Student Profile: Megan
My topic is Vagrancy in the Midlands between 1832 and 1896.
Where did you study your undergraduate/masters?
I studied a BA in Modern and Contemporary History at Bangor University and an MA in History at Bangor University.
What have you chosen Leicester for your PhD?
I chose Leicester because it has a great concentration of scholars researching areas related to my topic and because my Supervisor, Professor Steve King has written a lot around the Poor Laws, which my topic encapsulates so I knew I'd have support.
Why have you chosen the Midlands Graduate School?
I chose the Midlands Graduate School because the links between universities are fantastic and my collaborative studentship means I interact with Leicester, Nottingham and the National Archives under one topic and it has a great reputation for interdisciplinary studies, which I am interested in.

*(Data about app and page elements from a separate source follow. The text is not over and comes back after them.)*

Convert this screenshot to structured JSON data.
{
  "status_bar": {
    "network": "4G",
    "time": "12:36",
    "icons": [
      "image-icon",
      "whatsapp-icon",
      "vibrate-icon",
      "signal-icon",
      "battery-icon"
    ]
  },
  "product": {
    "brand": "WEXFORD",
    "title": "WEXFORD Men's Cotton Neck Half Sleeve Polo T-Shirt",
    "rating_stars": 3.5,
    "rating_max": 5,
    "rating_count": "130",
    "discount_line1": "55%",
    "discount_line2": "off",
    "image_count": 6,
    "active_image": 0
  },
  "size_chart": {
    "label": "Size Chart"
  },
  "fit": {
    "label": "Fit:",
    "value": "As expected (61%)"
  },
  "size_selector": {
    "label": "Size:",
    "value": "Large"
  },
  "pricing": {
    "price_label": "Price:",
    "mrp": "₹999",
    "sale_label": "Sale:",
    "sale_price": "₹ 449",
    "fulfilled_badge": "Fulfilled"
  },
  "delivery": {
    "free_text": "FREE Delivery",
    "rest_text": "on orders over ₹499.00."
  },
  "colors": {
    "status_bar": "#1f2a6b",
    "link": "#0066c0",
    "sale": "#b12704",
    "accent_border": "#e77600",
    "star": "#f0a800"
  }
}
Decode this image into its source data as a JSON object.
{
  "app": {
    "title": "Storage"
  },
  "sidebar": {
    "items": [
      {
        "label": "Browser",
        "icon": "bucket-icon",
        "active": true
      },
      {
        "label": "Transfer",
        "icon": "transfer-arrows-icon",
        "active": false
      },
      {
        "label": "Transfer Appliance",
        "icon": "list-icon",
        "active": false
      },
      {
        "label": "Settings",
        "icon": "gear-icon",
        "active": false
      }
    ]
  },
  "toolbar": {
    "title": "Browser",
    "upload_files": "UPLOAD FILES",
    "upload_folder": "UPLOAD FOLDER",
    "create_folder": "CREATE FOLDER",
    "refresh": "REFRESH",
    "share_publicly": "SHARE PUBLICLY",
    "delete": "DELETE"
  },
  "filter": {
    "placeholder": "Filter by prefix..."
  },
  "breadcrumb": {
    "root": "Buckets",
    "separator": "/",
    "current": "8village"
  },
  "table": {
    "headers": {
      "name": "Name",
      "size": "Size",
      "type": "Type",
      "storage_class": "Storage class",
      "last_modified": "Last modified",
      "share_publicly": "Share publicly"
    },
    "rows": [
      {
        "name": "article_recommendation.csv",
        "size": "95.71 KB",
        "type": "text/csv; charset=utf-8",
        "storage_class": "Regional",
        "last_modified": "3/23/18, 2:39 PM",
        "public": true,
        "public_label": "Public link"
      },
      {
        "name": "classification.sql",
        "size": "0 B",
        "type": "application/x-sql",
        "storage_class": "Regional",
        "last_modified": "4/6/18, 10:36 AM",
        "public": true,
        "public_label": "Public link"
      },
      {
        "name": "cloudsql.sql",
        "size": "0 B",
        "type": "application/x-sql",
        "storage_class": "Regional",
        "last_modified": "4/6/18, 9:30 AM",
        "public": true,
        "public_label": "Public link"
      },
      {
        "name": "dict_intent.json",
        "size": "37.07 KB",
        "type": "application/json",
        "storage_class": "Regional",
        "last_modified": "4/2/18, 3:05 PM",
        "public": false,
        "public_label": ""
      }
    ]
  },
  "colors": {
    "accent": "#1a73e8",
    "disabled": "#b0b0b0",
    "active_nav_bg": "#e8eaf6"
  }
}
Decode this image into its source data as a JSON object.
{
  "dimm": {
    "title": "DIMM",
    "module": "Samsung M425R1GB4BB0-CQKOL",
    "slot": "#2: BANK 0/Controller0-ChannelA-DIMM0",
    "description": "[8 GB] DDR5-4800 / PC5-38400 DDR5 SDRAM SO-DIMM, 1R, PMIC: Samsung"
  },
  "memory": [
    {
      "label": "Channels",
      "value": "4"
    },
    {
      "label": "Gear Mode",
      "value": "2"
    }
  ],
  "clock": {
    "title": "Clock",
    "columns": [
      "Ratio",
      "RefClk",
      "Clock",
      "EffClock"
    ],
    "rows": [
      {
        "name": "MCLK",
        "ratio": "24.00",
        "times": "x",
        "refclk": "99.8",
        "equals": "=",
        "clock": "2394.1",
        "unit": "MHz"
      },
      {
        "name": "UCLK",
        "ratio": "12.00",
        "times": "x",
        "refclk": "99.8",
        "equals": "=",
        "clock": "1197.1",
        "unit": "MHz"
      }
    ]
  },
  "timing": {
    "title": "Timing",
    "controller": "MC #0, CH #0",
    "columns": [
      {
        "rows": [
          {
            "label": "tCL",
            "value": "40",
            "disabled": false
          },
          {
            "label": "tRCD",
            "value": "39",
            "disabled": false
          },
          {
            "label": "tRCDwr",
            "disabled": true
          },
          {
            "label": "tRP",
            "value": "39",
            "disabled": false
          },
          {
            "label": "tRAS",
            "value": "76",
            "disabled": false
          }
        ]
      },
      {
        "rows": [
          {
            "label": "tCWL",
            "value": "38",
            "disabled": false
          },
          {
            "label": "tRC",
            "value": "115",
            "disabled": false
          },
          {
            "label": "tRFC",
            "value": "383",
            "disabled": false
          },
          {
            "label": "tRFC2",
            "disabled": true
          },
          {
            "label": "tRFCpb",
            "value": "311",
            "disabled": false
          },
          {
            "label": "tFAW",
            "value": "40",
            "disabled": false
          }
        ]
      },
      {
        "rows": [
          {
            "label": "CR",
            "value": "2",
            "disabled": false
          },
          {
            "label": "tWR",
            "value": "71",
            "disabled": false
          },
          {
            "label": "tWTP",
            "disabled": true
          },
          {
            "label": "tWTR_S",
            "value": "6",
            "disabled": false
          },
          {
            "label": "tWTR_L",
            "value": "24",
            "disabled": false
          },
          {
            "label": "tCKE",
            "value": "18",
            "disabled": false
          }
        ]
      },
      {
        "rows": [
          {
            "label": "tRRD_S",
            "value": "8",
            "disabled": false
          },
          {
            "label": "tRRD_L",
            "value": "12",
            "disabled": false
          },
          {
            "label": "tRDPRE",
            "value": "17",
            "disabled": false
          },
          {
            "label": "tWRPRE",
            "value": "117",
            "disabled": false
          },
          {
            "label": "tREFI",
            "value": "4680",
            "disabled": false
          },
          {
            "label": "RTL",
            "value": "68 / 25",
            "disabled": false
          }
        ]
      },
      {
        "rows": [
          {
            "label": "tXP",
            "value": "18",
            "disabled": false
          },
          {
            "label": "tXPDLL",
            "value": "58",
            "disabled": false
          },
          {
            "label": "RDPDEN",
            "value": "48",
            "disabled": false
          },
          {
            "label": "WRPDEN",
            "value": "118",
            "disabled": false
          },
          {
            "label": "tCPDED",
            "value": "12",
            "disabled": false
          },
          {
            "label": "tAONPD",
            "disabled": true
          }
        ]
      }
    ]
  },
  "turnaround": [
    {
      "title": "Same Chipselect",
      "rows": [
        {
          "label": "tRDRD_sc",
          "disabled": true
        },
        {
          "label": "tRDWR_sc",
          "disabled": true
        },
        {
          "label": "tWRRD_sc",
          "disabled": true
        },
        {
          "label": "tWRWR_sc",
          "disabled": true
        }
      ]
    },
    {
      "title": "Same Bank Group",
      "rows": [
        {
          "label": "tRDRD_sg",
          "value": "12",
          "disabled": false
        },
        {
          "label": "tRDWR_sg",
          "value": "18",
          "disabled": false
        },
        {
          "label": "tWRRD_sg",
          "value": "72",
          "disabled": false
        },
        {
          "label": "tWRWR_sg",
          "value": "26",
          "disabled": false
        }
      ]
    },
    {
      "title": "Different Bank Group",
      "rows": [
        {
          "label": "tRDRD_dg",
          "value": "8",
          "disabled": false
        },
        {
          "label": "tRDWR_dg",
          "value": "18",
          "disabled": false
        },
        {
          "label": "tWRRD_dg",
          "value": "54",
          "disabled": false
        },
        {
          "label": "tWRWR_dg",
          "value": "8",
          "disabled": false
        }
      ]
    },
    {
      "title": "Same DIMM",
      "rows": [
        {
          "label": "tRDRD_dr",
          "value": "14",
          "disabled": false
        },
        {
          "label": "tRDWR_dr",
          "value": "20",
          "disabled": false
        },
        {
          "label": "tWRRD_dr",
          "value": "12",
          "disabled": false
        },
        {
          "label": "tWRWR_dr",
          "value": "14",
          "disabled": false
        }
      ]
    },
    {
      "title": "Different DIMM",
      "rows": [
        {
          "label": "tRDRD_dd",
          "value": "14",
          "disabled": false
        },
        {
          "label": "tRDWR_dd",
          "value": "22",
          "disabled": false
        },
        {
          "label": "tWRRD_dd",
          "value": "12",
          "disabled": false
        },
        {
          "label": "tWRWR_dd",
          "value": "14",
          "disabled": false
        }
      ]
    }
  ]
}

When did you decide you wanted to do a PhD?
I decided I wanted to do a PhD at the beginning of my MA in History. I knew I wanted to work in a university setting and that lecturing was a career goal of mine, so I began researching PhD's and projects.
Why did you decide to do a PhD?
I spoke to a few researchers across different universities about potential topics, all based around poverty in the 19th century and I was introduced by Professor Julie-Marie Strange at the University of Manchester, to Dr Elizabeth Hurren at Leicester who set up a meeting with myself and Professor King. In this meeting we talked about topics and funding and a week later, Steve sent me the details of the ESRC advert.
How did you go about looking for a PhD place?
I found out about the MGS/Leicester through Steve King and Elizabeth Hurren.
What do you think will be most enjoyable about your PhD?
I am most looking forward to researching in the archives and making connections across universities, departments and institutions as I do really enjoy engaging with new people and learning about different research projects.
What do you think will be the most challenging about your PhD?
Most challenging for me will be writing up and forming a solid thesis as I struggle with structure and simplifying my ideas on the page. But, I already feel after the MSc training year that I have improved lots in this area so I look forward to working on this more over the next few years.
Do you have any plans for after your PhD?
I am open to many things after my PhD. I would definitely like to stay on as a postgraduate researcher, but after that I am interested in social research for policy in the government or perhaps working alongside a publishing company, so very different things at the moment.